The KOA staff suggested we go to the Timber Bar for dinner. It was a happening place and we had to wait for a table. But, the locally sourced burgers were super. Glad we stopped in Big Timber.
Tomorrow we drive the rest of the way across Montana before dropping into Idaho to our next campground.
We rode the Trail of Hiawatha today! It is a beautiful bike ride; 15 miles downhill witn 9 tunnels and 7 bridges over a little less than a 1000 foot drop in elevation.
The trip begins and ends with a ride through the 1.66 mile Taft Tunnel. Riding this unlit, 47 degree F tunnel is quite an experience.
The bridges vary in length but they are all quite high!
The trail surface is very rocky, not well maintained at all. Every mile reminded me of why I quit biking on Forest Service roads fifteen years ago!
Is the Hiawatha a great biking experience? You bet! Would we recommend it to everyone? Absolutely! Would we do it again? No way!
We rode the Trail of the Coeur d'Alenes, from Harrison along the lake toward Plummer. The area was very hazy due to the wildfires burning in Idaho and Washington but it did not smell like smoke.
After crossing the Chatcolet Bridge, we climbed through a pine forest until we reached the top of the mountain at 13 miles, then we turned around.
It was a beautiful ride, all paved and we really do enjoy riding in 14% humidity! We not in Virginia anymore!

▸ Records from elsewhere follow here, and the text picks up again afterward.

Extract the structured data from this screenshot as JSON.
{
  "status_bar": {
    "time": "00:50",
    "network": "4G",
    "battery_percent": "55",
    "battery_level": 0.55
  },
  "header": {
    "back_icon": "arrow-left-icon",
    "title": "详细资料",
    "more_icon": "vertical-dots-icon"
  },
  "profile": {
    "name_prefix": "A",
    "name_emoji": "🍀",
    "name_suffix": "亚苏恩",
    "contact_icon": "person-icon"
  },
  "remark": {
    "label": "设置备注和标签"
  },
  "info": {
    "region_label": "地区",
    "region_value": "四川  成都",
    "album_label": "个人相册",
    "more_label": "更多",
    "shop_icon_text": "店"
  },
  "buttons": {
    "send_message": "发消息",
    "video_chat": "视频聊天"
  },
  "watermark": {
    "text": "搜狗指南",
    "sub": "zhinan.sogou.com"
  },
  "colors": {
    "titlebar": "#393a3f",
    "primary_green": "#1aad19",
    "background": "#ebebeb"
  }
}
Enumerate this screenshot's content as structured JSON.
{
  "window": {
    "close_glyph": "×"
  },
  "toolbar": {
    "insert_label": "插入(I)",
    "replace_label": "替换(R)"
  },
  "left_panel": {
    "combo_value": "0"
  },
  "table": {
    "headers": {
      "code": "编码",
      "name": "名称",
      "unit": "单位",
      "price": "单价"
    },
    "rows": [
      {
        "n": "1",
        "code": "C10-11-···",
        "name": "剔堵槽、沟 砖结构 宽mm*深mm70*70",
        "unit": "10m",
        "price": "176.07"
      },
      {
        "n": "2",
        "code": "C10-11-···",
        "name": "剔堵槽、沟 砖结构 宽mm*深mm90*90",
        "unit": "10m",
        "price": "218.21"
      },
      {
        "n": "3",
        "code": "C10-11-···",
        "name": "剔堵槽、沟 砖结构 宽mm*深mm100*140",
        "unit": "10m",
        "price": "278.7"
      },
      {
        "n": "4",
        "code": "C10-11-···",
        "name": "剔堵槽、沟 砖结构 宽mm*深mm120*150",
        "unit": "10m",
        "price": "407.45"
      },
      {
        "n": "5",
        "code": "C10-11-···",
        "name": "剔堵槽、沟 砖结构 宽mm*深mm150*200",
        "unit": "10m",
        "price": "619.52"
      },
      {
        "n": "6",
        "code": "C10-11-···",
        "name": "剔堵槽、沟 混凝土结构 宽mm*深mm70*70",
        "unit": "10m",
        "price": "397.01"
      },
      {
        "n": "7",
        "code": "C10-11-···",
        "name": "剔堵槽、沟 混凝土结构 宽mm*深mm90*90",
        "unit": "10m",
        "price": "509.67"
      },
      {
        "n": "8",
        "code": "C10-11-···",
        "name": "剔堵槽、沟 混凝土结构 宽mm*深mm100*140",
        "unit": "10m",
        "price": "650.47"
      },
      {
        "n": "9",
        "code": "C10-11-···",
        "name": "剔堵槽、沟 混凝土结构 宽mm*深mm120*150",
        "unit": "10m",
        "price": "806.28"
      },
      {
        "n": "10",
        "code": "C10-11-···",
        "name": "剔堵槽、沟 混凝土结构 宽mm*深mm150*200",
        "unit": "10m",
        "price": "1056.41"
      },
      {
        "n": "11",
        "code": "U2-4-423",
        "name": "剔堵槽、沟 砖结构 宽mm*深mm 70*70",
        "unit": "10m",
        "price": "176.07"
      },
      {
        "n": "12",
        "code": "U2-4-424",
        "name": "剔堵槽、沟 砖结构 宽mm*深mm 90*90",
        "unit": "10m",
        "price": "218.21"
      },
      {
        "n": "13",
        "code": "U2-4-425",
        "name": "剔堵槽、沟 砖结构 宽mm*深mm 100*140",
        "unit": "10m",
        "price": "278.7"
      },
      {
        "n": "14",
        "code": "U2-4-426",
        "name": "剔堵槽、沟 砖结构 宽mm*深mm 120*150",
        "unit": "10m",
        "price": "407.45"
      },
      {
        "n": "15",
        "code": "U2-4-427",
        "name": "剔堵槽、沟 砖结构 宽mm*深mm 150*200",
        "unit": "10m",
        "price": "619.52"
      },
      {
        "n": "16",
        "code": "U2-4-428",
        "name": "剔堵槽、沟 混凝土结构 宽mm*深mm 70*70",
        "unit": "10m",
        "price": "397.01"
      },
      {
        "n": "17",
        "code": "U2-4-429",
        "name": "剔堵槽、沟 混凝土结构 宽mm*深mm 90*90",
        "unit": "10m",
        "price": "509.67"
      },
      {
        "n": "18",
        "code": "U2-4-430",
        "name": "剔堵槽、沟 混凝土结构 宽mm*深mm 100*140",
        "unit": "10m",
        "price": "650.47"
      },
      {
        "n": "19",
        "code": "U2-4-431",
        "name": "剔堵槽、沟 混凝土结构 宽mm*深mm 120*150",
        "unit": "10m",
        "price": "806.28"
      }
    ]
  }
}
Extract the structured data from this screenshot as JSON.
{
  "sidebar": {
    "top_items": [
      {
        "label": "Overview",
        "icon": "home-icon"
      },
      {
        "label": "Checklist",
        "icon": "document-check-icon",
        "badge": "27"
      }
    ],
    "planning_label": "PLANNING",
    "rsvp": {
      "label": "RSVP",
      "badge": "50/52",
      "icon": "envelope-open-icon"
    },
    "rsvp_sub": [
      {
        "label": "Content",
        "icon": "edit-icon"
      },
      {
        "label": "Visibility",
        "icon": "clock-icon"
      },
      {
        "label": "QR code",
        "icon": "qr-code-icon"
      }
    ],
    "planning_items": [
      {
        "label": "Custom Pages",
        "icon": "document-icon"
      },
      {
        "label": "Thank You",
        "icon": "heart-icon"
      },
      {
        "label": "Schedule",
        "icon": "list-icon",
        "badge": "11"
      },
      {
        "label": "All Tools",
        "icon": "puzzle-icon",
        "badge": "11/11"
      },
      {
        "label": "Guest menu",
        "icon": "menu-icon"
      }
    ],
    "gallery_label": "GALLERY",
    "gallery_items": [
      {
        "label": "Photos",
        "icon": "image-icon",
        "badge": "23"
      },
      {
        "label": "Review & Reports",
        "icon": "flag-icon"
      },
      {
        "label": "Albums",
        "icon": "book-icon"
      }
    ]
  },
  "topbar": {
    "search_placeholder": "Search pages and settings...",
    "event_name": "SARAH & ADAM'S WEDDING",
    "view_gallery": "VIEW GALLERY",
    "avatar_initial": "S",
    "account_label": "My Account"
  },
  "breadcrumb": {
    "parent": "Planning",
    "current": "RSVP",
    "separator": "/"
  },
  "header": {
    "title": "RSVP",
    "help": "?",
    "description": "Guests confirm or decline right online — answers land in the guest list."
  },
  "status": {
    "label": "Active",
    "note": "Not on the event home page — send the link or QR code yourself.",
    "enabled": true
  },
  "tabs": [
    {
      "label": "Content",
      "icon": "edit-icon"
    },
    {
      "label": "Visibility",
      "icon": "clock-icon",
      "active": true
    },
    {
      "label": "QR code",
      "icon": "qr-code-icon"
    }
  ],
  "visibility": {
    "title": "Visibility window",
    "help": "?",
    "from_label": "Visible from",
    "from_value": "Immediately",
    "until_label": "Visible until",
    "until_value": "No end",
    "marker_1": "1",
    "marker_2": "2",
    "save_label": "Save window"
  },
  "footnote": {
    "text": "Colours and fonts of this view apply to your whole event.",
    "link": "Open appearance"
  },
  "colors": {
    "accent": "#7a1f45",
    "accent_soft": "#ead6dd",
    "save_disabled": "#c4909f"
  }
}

It was an easy drive to Prosser, WA today. We’re in wine country so we did a wine tasting at Alexander Nicole; the 2011 Washington Winery of the year. Their wines were really good!
We drove out into the country to find Bill’s Berry Stand, a real bust! But along the way we saw grapes growing to the horizon, orchards everywhere, and acres upon acres oh hop fields! We’re in a very dry area so all of the crops are irrigated!
We rode the Sacagawea Trail Loop today, twenty miles starting in Richland. It is a beautiful setting as the route hugs both sides of the Columbia River. The only problem was the signage. It was the worst of any trail we have ridden. We were constantly trying to determine if we were on the trail after every unmarked intersection or bridge crossing!
After cleaning up and washing the car and clothes, we headed to 14 Hands Winery for a tasting. We like their red blends and the tasting was a treat, since all the wines were reserve ones only sold at the winery or via their wine club.
We drove in the haze through the Yakima valley and the rugged landscape to the north on our way to Seattle. We got settled in our campground, then Greg came and picked us up. We went on a walk in Bothell, picked up dinner and went back to eat at the camper. Looking forward to spending a few days with you Greg!
Today we went to the botanical gardens at the University of Washington including the Japanese Garden.
After lunch at Belle Epicurean we drove around some of the posh neighborhoods bordering Lake Washington before heading to Kubota Gardens. The 20 acre gardens were developed by a Japanese immigrant and eventually acquired by the city for a public park!
After Gretchen and Greg got their steps for the day, we headed back to his apartment for Happy hour. We were glad Greg gave up drinking for he had an excellent bottle of wine on the shelf which we loved!
Dinner at The Cottage in Bothell ended our day; a fun day exploring many new ( for Gretchen and me) parts of Seattle!